AFTER the events of March 11th 2011, when an earthquake and tsunami led to a meltdown of three nuclear reactors at the Fukushima Dai-ichi power plant in Japan, you might be forgiven for concluding that atomic power and seawater don’t mix. Many engineers, though, do not agree. They would like to see more seawater involved, not less. In fact, they have plans to site nuclear power plants in the ocean rather than on land—either floating on the surface or moored beneath it.
At first, this sounds a mad idea. It is not. Land-based power stations are bespoke structures, built by the techniques of civil engineering, in which each is slightly different and teams of specialists come and go according to the phase of the project. Marine stations, by contrast, could be mass-produced in factories using, if not the techniques of the assembly line, then at least those of the shipyard, with crews constantly employed.
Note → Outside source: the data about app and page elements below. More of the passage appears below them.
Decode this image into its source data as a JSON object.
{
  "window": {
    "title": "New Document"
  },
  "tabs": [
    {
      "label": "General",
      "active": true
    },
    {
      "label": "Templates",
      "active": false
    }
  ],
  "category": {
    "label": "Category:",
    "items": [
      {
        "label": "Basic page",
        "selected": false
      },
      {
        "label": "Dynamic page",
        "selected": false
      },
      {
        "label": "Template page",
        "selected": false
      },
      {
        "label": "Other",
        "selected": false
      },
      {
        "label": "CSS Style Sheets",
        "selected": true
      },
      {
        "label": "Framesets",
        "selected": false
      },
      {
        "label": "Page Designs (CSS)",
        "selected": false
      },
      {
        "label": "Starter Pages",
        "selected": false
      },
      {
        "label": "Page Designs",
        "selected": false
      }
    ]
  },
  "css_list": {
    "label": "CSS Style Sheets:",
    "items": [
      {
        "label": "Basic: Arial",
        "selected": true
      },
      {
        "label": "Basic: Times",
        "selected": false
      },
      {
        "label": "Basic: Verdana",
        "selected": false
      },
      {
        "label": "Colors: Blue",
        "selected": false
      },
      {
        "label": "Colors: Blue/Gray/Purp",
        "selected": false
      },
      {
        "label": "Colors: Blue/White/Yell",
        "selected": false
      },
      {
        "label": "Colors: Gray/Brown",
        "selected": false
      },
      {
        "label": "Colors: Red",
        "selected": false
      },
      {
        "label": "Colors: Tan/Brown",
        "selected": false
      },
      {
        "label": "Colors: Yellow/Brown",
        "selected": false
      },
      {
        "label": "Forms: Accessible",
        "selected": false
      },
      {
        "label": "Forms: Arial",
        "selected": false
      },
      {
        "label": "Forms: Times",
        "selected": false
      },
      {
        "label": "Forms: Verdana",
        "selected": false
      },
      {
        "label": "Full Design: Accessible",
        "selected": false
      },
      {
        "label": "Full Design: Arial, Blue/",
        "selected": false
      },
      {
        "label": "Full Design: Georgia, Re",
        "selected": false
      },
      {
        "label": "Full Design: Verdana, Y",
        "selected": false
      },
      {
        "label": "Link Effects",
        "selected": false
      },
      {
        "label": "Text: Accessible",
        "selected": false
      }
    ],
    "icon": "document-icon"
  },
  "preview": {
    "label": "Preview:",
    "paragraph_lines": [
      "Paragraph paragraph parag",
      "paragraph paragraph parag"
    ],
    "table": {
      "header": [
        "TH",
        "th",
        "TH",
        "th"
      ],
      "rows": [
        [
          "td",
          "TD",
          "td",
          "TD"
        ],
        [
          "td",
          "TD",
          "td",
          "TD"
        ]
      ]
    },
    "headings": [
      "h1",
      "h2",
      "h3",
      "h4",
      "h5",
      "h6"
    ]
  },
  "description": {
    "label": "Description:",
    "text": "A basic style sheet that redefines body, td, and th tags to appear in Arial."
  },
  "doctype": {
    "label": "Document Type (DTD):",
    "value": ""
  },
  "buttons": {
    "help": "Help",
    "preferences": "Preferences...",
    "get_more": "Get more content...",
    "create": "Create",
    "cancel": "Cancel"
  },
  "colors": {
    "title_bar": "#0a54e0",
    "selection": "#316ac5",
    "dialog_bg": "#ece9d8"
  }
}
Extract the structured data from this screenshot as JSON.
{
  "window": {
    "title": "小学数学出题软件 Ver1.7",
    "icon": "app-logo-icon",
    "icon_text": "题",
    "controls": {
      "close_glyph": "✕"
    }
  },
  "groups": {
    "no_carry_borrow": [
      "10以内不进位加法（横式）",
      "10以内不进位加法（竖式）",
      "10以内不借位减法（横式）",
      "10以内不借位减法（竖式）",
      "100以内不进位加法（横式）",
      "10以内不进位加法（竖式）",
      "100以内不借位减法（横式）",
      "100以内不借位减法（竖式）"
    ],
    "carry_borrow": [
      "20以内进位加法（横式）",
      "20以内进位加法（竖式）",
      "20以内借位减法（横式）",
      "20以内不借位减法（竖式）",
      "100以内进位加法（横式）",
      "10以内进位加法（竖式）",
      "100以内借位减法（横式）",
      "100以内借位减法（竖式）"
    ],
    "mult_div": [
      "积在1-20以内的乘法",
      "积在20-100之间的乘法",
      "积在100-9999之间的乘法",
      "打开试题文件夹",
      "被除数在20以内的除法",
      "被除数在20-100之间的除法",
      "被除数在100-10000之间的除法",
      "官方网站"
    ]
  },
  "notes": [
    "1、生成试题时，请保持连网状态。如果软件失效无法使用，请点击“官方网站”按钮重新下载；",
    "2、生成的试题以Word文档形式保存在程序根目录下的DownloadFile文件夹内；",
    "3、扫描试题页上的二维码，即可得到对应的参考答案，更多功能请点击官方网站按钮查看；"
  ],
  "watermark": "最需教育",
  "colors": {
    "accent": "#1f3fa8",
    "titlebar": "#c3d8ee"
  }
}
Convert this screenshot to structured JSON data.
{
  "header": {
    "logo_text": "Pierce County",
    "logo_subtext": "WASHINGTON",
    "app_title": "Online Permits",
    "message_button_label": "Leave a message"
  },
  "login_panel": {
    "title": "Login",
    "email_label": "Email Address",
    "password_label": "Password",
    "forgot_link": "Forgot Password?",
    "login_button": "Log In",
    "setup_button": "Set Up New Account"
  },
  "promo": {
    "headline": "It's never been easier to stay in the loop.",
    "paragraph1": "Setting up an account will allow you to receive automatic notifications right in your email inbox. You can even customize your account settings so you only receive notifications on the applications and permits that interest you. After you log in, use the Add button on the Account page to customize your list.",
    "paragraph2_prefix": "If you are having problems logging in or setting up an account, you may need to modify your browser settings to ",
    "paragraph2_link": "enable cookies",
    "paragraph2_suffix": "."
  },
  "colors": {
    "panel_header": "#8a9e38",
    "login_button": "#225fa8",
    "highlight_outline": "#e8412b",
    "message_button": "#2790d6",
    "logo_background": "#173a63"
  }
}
That would make power stations at sea cheaper than those on land. Jacopo…Continue reading